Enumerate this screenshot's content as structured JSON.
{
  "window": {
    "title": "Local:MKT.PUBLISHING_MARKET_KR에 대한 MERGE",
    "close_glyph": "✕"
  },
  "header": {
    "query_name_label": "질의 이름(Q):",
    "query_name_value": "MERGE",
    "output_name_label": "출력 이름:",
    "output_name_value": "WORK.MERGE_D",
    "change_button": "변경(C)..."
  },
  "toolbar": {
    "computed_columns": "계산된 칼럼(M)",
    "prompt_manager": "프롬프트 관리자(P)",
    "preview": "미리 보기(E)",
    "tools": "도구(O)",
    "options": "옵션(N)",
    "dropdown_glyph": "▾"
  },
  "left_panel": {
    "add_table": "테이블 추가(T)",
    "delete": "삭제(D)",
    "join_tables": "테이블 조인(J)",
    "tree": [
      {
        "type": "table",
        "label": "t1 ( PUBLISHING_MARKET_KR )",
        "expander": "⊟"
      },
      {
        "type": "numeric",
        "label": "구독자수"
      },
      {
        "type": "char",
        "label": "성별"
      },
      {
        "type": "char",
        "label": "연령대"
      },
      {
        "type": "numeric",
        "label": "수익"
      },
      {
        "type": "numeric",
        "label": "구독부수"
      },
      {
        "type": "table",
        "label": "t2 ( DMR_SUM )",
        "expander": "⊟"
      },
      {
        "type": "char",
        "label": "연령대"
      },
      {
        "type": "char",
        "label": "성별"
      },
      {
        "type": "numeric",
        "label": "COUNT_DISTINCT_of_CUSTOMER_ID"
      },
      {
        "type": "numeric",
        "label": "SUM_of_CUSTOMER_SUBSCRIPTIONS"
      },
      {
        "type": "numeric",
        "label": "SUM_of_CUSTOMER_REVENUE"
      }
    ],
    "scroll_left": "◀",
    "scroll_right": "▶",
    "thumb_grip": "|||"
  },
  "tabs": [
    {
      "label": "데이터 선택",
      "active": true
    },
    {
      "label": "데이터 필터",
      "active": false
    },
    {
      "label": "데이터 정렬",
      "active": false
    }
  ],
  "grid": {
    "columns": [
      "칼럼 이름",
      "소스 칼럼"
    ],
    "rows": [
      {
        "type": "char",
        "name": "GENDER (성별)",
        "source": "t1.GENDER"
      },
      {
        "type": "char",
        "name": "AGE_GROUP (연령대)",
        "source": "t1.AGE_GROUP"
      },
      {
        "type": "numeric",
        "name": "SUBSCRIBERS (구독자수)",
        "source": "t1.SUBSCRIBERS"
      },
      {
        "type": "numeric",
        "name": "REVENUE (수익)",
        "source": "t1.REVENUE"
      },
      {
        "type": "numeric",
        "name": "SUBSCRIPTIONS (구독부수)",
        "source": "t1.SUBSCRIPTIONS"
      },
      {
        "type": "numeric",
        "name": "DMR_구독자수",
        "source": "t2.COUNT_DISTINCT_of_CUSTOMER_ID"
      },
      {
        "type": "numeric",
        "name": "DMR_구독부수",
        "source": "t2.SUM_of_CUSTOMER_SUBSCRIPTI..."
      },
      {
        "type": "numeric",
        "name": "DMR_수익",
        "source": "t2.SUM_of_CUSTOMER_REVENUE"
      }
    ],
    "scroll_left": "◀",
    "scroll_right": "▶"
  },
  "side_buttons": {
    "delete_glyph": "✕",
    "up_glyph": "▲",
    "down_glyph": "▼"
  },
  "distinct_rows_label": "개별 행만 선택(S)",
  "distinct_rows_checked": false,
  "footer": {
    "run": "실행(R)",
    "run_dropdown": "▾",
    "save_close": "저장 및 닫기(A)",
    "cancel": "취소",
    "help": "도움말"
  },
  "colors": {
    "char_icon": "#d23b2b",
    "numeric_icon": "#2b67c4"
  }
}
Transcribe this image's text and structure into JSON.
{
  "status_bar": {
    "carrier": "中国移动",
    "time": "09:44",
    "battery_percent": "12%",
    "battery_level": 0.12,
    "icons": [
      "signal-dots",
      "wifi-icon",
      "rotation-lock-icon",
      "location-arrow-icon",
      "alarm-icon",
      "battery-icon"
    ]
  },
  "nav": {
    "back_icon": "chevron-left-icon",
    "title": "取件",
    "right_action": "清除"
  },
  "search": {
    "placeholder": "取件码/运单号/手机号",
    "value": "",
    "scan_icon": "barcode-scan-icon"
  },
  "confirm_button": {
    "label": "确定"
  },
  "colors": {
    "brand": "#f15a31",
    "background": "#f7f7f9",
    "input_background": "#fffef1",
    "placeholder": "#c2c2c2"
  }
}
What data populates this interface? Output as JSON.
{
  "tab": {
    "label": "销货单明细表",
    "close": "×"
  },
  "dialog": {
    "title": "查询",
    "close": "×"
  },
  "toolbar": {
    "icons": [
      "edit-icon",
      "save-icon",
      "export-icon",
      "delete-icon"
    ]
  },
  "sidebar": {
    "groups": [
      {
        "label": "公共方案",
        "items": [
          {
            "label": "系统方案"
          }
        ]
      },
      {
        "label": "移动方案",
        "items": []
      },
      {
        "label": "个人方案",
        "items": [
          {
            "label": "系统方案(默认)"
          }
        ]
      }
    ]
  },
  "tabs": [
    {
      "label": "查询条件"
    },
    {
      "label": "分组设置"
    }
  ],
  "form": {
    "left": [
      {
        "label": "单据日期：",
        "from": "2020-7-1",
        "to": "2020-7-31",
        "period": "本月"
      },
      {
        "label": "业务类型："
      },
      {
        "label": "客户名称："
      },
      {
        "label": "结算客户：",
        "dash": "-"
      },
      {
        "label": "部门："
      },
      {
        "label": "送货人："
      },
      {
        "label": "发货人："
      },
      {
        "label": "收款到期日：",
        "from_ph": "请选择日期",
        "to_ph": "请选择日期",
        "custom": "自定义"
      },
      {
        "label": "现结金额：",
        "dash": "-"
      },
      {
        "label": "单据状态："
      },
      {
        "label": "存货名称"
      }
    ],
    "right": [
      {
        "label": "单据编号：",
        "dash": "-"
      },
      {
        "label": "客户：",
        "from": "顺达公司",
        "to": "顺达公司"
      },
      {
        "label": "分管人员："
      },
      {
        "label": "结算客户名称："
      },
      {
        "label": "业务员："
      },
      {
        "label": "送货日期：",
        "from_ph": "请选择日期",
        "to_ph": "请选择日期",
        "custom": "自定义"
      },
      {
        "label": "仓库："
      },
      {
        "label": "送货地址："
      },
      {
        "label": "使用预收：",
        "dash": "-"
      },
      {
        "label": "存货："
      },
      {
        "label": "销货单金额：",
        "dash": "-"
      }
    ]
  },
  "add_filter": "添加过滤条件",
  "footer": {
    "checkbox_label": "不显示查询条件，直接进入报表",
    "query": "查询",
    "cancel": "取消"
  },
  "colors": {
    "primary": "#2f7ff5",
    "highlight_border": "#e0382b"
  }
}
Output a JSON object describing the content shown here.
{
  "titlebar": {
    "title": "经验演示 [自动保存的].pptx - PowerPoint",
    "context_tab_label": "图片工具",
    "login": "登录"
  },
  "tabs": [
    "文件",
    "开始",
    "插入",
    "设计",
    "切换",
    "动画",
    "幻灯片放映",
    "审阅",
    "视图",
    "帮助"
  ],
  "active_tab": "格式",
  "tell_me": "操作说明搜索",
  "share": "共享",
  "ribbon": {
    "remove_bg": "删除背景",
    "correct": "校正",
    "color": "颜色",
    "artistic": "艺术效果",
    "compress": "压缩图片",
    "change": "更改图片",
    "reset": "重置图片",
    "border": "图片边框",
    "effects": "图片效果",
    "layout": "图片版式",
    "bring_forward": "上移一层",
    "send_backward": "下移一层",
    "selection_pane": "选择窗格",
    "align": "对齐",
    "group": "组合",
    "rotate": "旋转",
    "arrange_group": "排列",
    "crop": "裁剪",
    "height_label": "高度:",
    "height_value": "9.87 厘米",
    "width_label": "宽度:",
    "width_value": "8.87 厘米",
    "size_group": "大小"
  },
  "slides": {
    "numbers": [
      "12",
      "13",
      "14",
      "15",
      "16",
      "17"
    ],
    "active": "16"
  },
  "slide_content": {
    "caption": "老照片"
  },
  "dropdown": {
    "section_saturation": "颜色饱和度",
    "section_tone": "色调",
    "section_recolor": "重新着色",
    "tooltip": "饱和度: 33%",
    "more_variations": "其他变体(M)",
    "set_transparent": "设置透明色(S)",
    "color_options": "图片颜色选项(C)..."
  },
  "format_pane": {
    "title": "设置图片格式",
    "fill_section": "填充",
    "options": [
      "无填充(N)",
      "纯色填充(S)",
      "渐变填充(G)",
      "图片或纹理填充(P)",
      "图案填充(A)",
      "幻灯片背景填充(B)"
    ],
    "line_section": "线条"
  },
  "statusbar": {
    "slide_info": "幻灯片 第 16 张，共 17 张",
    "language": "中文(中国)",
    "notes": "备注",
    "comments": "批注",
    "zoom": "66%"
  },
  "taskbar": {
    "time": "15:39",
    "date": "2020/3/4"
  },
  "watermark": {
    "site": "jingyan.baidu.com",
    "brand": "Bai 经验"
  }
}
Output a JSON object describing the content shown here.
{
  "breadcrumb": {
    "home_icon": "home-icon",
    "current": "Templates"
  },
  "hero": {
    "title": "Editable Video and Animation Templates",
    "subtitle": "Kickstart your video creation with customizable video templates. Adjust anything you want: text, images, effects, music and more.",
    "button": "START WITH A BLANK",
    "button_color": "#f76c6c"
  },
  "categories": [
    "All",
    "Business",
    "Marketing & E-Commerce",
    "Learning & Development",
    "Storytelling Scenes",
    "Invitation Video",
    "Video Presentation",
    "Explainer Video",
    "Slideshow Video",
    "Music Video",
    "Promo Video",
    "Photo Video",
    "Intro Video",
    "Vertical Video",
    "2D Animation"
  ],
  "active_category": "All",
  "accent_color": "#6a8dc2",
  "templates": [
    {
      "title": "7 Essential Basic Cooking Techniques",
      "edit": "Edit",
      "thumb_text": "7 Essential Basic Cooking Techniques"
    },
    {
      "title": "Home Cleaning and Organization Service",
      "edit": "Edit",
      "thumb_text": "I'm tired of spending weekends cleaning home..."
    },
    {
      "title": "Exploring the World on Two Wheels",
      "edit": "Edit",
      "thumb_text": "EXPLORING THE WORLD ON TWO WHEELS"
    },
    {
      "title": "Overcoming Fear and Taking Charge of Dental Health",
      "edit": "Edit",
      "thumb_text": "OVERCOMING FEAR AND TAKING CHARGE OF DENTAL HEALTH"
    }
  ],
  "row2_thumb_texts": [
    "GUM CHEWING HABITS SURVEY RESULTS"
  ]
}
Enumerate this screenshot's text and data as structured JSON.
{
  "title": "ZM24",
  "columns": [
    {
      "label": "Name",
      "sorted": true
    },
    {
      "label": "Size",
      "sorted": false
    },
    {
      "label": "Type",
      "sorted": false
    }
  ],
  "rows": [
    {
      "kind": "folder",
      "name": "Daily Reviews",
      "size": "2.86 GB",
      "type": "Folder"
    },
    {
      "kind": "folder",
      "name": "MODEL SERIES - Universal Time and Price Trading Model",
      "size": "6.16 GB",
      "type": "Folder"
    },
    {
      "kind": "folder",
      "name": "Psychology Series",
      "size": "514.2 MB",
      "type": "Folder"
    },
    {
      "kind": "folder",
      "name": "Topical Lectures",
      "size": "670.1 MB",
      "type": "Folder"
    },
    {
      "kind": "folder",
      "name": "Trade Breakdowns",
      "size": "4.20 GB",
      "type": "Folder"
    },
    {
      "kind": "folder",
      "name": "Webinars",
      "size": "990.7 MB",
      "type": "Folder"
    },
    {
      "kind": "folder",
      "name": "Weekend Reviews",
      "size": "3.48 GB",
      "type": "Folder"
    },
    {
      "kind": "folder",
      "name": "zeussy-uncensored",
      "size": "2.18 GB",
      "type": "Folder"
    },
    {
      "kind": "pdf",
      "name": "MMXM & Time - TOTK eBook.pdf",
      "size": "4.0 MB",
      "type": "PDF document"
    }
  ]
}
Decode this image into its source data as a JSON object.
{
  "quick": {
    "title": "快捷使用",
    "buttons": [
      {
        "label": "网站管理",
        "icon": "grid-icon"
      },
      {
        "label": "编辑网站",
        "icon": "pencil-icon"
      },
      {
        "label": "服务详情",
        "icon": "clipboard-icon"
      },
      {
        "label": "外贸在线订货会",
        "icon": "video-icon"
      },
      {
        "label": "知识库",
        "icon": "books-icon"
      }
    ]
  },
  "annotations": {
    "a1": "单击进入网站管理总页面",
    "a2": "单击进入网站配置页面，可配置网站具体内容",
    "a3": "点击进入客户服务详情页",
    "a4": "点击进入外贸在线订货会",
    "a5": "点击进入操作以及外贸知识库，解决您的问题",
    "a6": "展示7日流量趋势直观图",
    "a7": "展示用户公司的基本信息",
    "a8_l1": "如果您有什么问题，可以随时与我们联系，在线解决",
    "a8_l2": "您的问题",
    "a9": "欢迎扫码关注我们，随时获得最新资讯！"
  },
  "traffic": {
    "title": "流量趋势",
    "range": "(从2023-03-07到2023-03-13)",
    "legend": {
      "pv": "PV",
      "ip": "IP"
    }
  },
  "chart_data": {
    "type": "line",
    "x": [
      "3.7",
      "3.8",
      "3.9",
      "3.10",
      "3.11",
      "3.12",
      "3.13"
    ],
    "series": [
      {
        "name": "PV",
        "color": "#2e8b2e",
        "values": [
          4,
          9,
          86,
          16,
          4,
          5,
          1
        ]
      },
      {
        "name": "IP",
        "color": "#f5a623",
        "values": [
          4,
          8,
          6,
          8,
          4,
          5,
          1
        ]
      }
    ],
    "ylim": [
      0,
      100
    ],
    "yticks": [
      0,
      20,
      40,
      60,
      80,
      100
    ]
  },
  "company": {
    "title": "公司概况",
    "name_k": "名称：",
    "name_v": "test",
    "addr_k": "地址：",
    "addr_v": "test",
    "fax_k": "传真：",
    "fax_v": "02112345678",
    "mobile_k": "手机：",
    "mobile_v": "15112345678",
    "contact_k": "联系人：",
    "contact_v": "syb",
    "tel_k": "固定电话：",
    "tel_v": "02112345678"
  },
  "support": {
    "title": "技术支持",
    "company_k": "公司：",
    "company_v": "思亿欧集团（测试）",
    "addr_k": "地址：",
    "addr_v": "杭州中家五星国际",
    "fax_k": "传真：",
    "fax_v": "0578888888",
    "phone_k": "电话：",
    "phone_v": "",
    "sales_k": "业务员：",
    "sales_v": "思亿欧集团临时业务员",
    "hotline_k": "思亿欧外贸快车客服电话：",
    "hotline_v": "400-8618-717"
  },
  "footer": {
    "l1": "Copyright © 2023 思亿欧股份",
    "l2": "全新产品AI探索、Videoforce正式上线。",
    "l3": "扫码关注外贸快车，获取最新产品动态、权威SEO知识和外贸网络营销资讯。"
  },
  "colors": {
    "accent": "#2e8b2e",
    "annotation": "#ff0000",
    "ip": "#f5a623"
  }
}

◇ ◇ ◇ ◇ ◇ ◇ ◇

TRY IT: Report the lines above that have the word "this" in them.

YOUR RESPONSE:
Enumerate this screenshot's content as structured JSON.
Transcribe this image's text and structure into JSON.
What data populates this interface? Output as JSON.
Enumerate this screenshot's text and data as structured JSON.
Decode this image into its source data as a JSON object.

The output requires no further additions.